▶ **Interface dataset entries**
• • •

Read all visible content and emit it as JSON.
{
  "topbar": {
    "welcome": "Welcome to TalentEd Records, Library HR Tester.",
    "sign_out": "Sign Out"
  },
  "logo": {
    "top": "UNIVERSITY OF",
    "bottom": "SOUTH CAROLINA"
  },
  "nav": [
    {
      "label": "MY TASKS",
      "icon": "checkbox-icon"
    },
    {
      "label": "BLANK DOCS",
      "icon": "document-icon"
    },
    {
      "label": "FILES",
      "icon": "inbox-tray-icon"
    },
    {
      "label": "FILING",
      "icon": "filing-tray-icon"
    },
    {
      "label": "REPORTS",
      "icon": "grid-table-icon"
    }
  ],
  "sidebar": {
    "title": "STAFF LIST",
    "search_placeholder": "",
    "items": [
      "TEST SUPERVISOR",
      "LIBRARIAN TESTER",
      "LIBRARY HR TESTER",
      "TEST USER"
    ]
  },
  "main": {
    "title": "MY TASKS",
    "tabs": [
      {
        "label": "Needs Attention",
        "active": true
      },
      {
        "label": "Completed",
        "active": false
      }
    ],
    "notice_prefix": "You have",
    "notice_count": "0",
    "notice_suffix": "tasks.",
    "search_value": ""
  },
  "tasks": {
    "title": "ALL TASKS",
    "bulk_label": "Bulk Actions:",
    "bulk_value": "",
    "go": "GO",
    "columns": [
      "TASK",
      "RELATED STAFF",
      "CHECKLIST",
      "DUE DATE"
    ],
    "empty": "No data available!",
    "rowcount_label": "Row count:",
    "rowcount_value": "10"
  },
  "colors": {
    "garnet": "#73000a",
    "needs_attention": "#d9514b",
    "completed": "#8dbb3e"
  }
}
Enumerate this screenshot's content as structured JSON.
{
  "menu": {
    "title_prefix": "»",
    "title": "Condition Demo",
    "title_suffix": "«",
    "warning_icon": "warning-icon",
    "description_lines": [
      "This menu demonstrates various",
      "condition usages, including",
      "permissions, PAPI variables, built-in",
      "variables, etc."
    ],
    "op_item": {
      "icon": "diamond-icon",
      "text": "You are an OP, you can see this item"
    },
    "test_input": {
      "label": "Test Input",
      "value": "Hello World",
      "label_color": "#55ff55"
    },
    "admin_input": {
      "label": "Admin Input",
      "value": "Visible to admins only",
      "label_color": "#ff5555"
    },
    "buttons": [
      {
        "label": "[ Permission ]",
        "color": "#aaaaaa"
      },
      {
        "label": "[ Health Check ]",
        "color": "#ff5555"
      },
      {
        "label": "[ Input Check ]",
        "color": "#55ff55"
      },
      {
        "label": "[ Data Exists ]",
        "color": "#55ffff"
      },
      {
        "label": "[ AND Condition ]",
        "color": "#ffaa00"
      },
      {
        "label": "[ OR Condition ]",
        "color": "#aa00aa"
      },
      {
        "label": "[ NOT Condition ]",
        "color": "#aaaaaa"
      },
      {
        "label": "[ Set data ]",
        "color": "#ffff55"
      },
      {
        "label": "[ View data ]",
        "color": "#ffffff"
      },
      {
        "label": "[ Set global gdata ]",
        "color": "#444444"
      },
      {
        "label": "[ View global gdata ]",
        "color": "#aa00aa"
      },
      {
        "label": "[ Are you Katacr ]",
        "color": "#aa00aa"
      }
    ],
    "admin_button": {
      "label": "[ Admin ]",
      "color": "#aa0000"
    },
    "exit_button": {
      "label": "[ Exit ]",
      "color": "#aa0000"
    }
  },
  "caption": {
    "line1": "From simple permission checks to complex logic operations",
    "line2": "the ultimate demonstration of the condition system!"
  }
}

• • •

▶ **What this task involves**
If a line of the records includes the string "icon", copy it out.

▶ **Your response**
      "icon": "checkbox-icon"
      "icon": "document-icon"
      "icon": "inbox-tray-icon"
      "icon": "filing-tray-icon"
      "icon": "grid-table-icon"
    "warning_icon": "warning-icon",
      "icon": "diamond-icon",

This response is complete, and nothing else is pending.